When Bruce arrived in CA he found work playing with local latin bands in East L.A., but then took a gig with a travelling show called Brother Love (later Pratt & McClain of Happy Days). Lofgren and his new friend, bassist Brian Vidor (later owner of Typhoon Restaurant in Santa Monica) worked Las Vegas, Tahoe, Miami and Hawaii with that band for almost a year.

Early BLJO trumpet sectionWhile in Las Vegas, Bruce hooked up with Ray Anthony, whose dazzling 10-piece show band (and Bookend Review) was headlining at the lounge of the Frontier Hotel along with Brother Love. Bruce brought some of his original charts to one of Ray's rehearsals which led to him and Ray making plans to cut an LP of Lofgren jazz-rock originals. After a year on tour with Ray's band, and with the album project finished, Bruce decided to settle in Los Angeles. In late 1972 Bruce began to make contact with other L.A. based players and organized some rehearsals in the club rooms of Local #47. You can find more information about the Bruce Lofgren Jazz Orchestra including its early history on this web site.

(Pictured above: Early BLJO trumpet section with Ron King, Roy Poper and Mike Artega)


BRUCE LOFGREN: A few notable earlier guitar credits

As the BLJO was in its developmental stages, Bruce began working more frequently in the L.A. jazz and pop scene, scoring gigs with such notable and influential artists as: Bobby Darin, Percy Faith Orchestra, Pat Upton and the Spiral Starecase, Brazilian percussionist Airto Morierra, and singer, Flora Purim. This expanded his knowledge of Brazilian music and odd meters.

As a guitarist Lofgren also gigged with Tony Rizzi and his Five Guitars plus Four, a unique and challenging group which performed the music of Charlie Christian harmonized for five guitars. In this group were such great players as: Tony Rizzi, Jimmy Wyble, Pete Christlieb, Grant Geissman, Tim May, Tom Ranier, and Jeff Hamilton, Tommy Tedesco, and Steve Carnelli.

BRUCE LOFGREN: A few notable composing and arranging credits

Beginning in 1976 Bruce studied Orchestration privately for two years with Dr. Albert Harris, the great English composer and arranger.
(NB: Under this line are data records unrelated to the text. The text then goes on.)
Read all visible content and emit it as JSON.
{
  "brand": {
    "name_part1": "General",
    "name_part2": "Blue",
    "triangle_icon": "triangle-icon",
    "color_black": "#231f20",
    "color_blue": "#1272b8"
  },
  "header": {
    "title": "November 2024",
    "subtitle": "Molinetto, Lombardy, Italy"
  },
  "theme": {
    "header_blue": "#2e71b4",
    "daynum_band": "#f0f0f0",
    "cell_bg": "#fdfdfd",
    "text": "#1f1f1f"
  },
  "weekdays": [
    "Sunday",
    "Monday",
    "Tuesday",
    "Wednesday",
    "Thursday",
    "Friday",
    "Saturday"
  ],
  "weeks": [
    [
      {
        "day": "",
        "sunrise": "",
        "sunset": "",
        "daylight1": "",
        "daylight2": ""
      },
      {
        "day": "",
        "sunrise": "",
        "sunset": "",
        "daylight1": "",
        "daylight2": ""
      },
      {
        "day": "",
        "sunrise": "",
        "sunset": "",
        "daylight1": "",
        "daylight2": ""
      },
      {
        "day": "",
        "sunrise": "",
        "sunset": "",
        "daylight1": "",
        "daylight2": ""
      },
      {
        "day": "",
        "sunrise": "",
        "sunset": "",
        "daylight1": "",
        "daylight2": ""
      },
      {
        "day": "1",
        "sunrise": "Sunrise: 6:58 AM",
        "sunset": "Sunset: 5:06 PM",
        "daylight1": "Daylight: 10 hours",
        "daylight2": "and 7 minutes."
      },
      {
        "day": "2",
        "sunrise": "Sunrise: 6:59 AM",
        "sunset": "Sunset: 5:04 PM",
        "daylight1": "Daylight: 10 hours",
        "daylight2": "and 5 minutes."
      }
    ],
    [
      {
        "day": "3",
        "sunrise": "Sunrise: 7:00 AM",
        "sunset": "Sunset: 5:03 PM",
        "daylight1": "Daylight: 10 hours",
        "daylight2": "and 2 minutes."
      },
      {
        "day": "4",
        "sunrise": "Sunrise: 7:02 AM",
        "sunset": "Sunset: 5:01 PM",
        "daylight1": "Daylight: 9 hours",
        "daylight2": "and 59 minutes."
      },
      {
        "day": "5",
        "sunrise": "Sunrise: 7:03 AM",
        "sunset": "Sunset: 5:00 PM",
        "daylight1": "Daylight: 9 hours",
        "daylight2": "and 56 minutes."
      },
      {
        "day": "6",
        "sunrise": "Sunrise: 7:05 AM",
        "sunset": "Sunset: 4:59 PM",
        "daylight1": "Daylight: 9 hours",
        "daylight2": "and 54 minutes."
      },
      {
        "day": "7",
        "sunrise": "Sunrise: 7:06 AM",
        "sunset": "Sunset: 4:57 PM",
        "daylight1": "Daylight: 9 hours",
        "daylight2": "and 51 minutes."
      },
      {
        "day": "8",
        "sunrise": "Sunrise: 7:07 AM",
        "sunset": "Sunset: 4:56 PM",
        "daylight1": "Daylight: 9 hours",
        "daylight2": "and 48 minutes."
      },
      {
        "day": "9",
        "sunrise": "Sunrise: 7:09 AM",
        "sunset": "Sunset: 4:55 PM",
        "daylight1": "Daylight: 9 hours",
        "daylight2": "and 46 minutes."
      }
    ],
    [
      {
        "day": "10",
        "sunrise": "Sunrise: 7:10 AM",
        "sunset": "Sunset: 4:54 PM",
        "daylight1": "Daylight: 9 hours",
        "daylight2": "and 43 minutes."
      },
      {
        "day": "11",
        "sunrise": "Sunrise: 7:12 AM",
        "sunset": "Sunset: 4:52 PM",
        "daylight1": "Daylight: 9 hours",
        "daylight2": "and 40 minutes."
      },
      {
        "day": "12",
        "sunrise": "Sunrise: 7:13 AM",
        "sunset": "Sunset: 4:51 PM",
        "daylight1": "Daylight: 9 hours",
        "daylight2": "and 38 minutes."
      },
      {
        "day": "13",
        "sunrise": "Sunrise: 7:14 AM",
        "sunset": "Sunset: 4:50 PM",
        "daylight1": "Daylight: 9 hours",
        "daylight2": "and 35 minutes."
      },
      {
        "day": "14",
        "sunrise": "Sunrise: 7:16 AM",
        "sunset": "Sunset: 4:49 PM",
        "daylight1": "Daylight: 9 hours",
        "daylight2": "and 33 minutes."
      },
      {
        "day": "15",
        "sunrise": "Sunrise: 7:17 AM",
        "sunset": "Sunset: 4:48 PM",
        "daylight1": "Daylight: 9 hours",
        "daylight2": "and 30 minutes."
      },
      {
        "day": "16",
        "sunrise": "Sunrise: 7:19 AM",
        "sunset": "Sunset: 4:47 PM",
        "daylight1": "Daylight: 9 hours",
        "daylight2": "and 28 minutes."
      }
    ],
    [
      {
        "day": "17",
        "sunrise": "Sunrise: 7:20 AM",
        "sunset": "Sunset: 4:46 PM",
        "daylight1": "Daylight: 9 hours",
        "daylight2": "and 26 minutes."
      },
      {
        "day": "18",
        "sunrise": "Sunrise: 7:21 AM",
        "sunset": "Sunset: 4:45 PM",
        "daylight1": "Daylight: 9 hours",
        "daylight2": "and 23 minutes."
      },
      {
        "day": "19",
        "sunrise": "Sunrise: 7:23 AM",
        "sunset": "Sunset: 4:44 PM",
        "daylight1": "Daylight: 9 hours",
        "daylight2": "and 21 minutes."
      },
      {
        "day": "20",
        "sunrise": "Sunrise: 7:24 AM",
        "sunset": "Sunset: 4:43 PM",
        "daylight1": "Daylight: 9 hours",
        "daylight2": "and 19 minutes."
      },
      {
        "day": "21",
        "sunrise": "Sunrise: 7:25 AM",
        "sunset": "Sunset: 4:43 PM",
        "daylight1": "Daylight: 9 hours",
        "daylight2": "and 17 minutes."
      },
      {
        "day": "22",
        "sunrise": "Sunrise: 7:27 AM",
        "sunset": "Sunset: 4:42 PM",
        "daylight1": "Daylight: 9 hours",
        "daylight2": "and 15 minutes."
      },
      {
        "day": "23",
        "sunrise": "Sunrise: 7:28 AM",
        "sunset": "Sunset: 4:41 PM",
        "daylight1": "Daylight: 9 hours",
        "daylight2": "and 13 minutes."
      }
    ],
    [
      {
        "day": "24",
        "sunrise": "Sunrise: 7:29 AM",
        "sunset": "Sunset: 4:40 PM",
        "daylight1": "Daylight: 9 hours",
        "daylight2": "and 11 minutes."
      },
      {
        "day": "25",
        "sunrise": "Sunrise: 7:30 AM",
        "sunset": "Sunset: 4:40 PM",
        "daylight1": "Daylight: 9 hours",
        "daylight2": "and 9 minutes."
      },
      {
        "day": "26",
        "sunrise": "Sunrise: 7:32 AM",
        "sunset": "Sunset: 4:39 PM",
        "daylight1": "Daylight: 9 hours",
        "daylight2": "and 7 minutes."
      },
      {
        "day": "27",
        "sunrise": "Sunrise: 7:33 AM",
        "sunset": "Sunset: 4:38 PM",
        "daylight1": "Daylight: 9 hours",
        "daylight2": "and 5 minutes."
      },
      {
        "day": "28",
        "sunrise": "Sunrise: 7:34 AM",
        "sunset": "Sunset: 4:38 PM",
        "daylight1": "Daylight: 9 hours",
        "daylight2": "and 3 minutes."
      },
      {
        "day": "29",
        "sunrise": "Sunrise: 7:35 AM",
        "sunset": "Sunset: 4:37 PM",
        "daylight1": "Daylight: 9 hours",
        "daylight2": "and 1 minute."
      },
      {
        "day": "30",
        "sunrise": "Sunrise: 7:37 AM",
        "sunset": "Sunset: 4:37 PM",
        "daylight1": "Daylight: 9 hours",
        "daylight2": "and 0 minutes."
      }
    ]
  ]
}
From the mid 70's Lofgren was constantly composing his own works for jazz orchestra as well as arranging music for other artists. He wrote for The Osmonds, Donny and Marie Show, Doc Severinson's Tonight Show Orchestra, Loggins and Messina and Donna Summer. He had his jazz/rock composition Three Day Suckers recorded by the Buddy Rich Orchestra on the successful album Big Band Machine. Lofgren received a gold record for work done on the CBS project Native Sons by Loggins and Messina, a gold single for arranging Yes, I'm Ready for Teri De Sario (produced by K.C. and the Sunshine Band). He wrote two arrangements for Donna Summer on the platinum album Live and More, and co-wrote the theme for the syndicated T.V. show Johnny Carson's Comedy Classics. He has composed music for many industrial films and hundreds of radio and T.V. commercials. Songwriter Lofgren also penned a song to honor Kirk Douglas at an LAUSD ribbon cutting ceremony with Kirk Douglas. Lofgren arranged music for Keith Emerson's guest appearance at the Led Zeppelin reunion concert at London's O2 Stadium.

You can view a complete list of Bruce's composing, arranging, and live performance credits on this web site. You can read a review and view photos of the LAUSD ribbon cutting ceremony with Kirk Douglas.

  BRUCE LOFGREN: The composer and guitarist today

"First, the music has to please me. Writing has always been a passionate thing for me. If a germinal idea, when it occurs, doesn't bring some kind of heightened emotional awareness, I probably won't follow through with it, research it or explore its possibilities. But if it does bring an emotional response, then I will want to explore it to give it a chance to show its's partly intellectual, partly hard work and partly excitement at the vistas around each turn."--From an interview with Bruce Lofgren that appeared in the LA Jazz Scene, May 2001, issue No. 165, pp. 3-4, by Myrna Daniels